In the Name of COVID-19: Is the ECB Fuelling the Climate Crisis?

Forthcoming, Environmental and Resource Economics

15 Pages Posted: 18 Jun 2020 Last revised: 2 Jul 2020

See all articles by Theodor Cojoianu

Theodor Cojoianu

University College Dublin (UCD) - Michael Smurfit Graduate School of Business; University of Oxford - Smith School of Enterprise and the Environment

E. Collins

InfluenceMap

Andreas G. F. Hoepner

Smurfit Graduate Business School, University College Dublin; Stockholm School of Economics - Mistra Financial Systems (MFS); European Commission's Technical Expert Group for Sustainable Finance

Danny Magill

InfluenceMap

Thomas O'Neill

InfluenceMap

Fabiola Schneider

UCD Michael Smurfit Graduate School of Business

Date Written: June 18, 2020

Abstract

We offer preliminary evidence drawing on a novel dataset of corporate bonds issued in the European energy sector since January 2020 in combination with the European Central Bank’s (ECB) purchases under the Pandemic Emergency Purchase Programme (PEPP) in response to COVID-19. We show that the likelihood of an European energy company bond to be bought as part of the ECB’s programme increases with the greenhouse gas (GHG) intensity of the bond issuing firm. We also find weaker evidence that the ECB’s PEPP portfolio during the pandemic is likely to become tilted towards companies with anti-climate lobbying activities and companies with less transparent greenhouse gas (GHG) emissions disclosure. Our findings imply that, at later stages of the COVID-19 recovery, an in-depth analysis maybe necessary to understand if and if yes, why the ECB fuelled the climate crisis.

Keywords: green economic recovery, climate finance, fossil fuels, green central banking

JEL Classification: Q50; Q58

Suggested Citation

Cojoianu, Theodor and Collins, E. and Hoepner, Andreas G. F. and Magill, Danny and O'Neill, Thomas and Schneider, Fabiola, In the Name of COVID-19: Is the ECB Fuelling the Climate Crisis? (June 18, 2020). Forthcoming, Environmental and Resource Economics. Available at SSRN: https://ssrn.com/abstract=3630112 or http://dx.doi.org/10.2139/ssrn.3630112

Theodor Cojoianu (Contact Author)

University College Dublin (UCD) - Michael Smurfit Graduate School of Business ( email )
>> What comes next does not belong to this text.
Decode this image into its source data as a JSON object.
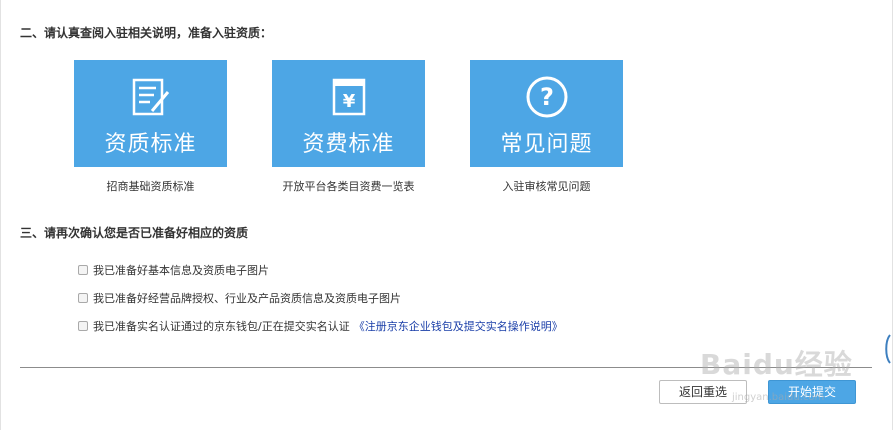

Blackrock, Co. Dublin
Ireland

University of Oxford - Smith School of Enterprise and the Environment ( email )

United Kingdom

E. Collins

InfluenceMap ( email )

40 Bermondsey Street
London, SE1 3UD
United Kingdom

Andreas G. F. Hoepner

Smurfit Graduate Business School, University College Dublin ( email )

Blackrock, Co. Dublin
Ireland

Stockholm School of Economics - Mistra Financial Systems (MFS) ( email )

MISUM
Box 6501, SE-113 83 Stockholm
Sweden

European Commission's Technical Expert Group for Sustainable Finance ( email )

2 Rue de Spa
Brussels, 1000
Belgium

Danny Magill

InfluenceMap ( email )

40 Bermondsey Street
London, SE1 3UD
United Kingdom

Thomas O'Neill

InfluenceMap ( email )

40 Bermondsey Street
London, SE1 3UD
United Kingdom

Fabiola Schneider

UCD Michael Smurfit Graduate School of Business ( email )

Blackrock
Ireland

HOME PAGE: http://https://www.smurfitschool.ie/facultyresearch/phdresearch/phdstudents/fabiolaschneider/

Here is the Coronavirus
related research on SSRN

Paper statistics

Downloads
71
Abstract Views
430
rank
355,357
PlumX Metrics